Data records for software interfaces:
--------------------------------

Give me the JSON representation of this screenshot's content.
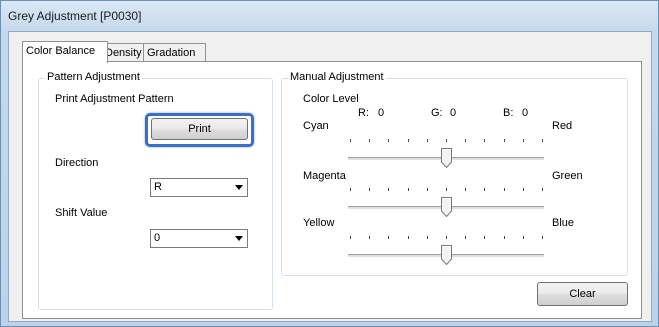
{
  "window": {
    "title": "Grey Adjustment [P0030]"
  },
  "tabs": [
    {
      "label": "Color Balance",
      "active": true
    },
    {
      "label": "Density",
      "active": false
    },
    {
      "label": "Gradation",
      "active": false
    }
  ],
  "pattern_adjustment": {
    "group_title": "Pattern Adjustment",
    "print_pattern_label": "Print Adjustment Pattern",
    "print_button": "Print",
    "direction_label": "Direction",
    "direction_value": "R",
    "shift_label": "Shift Value",
    "shift_value": "0"
  },
  "manual_adjustment": {
    "group_title": "Manual Adjustment",
    "color_level_label": "Color Level",
    "levels": {
      "r_label": "R:",
      "r_value": "0",
      "g_label": "G:",
      "g_value": "0",
      "b_label": "B:",
      "b_value": "0"
    },
    "sliders": [
      {
        "left": "Cyan",
        "right": "Red",
        "value": 0,
        "min": -5,
        "max": 5
      },
      {
        "left": "Magenta",
        "right": "Green",
        "value": 0,
        "min": -5,
        "max": 5
      },
      {
        "left": "Yellow",
        "right": "Blue",
        "value": 0,
        "min": -5,
        "max": 5
      }
    ]
  },
  "clear_button": "Clear",
  "colors": {
    "focus": "#3a70bf",
    "window_frame": "#bcd2e8"
  },
  "icons": {
    "combo_arrow": "chevron-down-icon"
  }
}
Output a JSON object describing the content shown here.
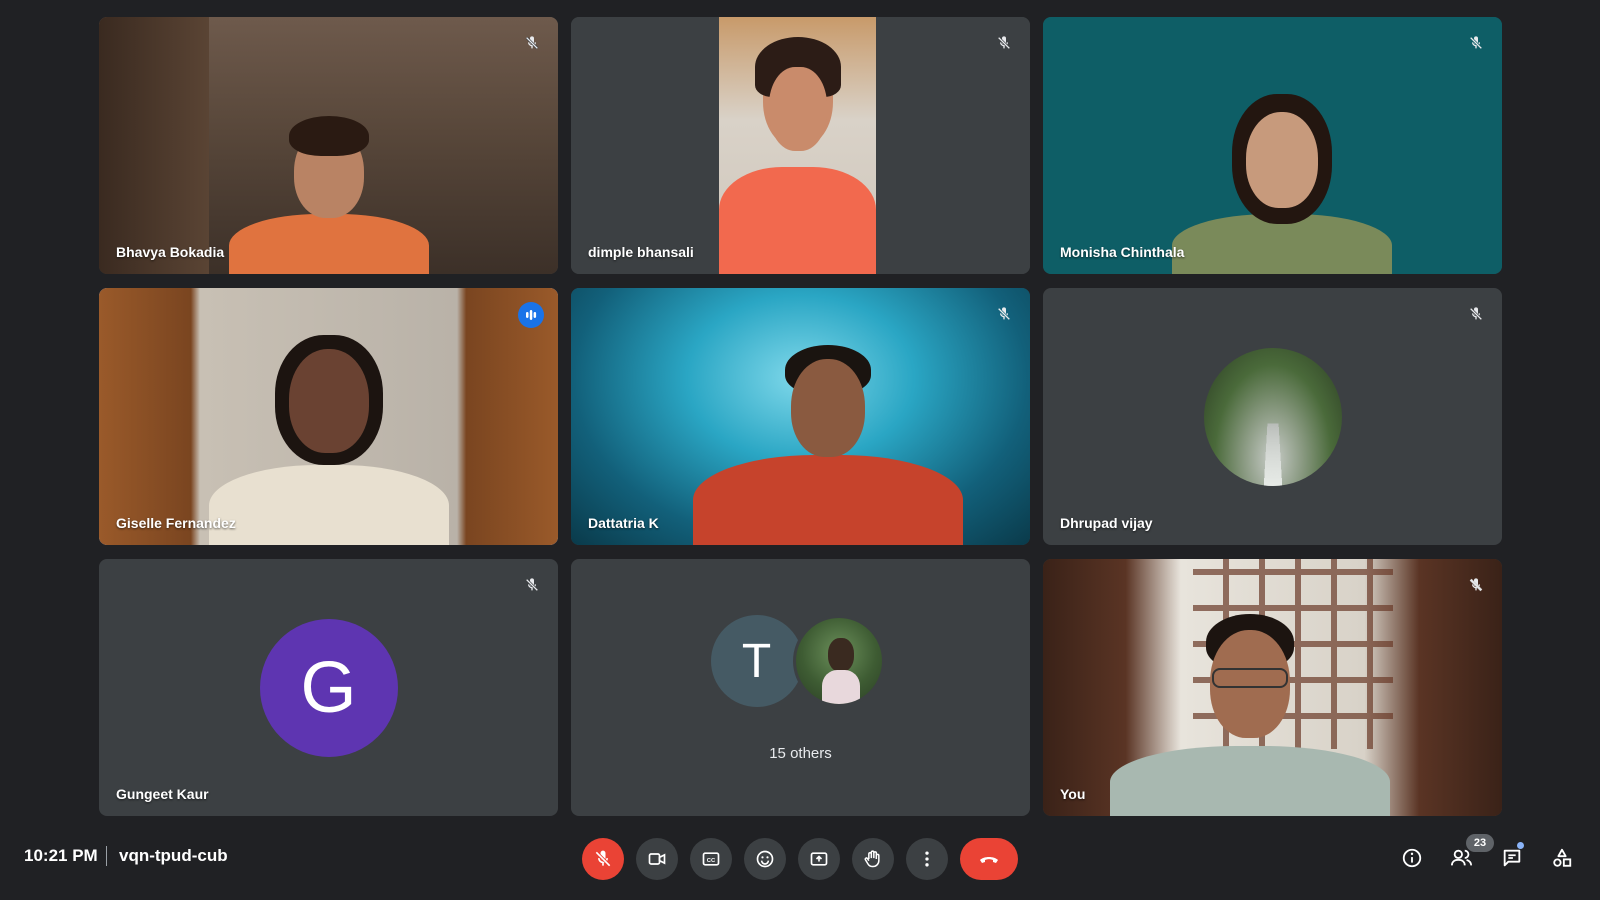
{
  "participants": [
    {
      "name": "Bhavya Bokadia",
      "muted": true
    },
    {
      "name": "dimple bhansali",
      "muted": true
    },
    {
      "name": "Monisha Chinthala",
      "muted": true
    },
    {
      "name": "Giselle Fernandez",
      "muted": false,
      "speaking": true
    },
    {
      "name": "Dattatria K",
      "muted": true
    },
    {
      "name": "Dhrupad vijay",
      "muted": true
    },
    {
      "name": "Gungeet Kaur",
      "muted": true,
      "avatar_letter": "G",
      "avatar_color": "#5e35b1"
    },
    {
      "others_letter": "T",
      "others_label": "15 others"
    },
    {
      "name": "You",
      "muted": true
    }
  ],
  "meeting": {
    "time": "10:21 PM",
    "code": "vqn-tpud-cub"
  },
  "controls": {
    "mic": "mic-off-icon",
    "camera": "camera-icon",
    "captions": "captions-icon",
    "reactions": "emoji-icon",
    "present": "present-screen-icon",
    "raise_hand": "raise-hand-icon",
    "more": "more-options-icon",
    "leave": "leave-call-icon"
  },
  "right_controls": {
    "people_count": "23"
  },
  "colors": {
    "speaking_outline": "#8ab4f8",
    "end_call": "#ea4335",
    "tile_bg": "#3c4043",
    "page_bg": "#202124"
  }
}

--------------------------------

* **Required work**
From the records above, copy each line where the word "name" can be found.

* **Solution to the problem**
      "name": "Bhavya Bokadia",
      "name": "dimple bhansali",
      "name": "Monisha Chinthala",
      "name": "Giselle Fernandez",
      "name": "Dattatria K",
      "name": "Dhrupad vijay",
      "name": "Gungeet Kaur",
      "name": "You",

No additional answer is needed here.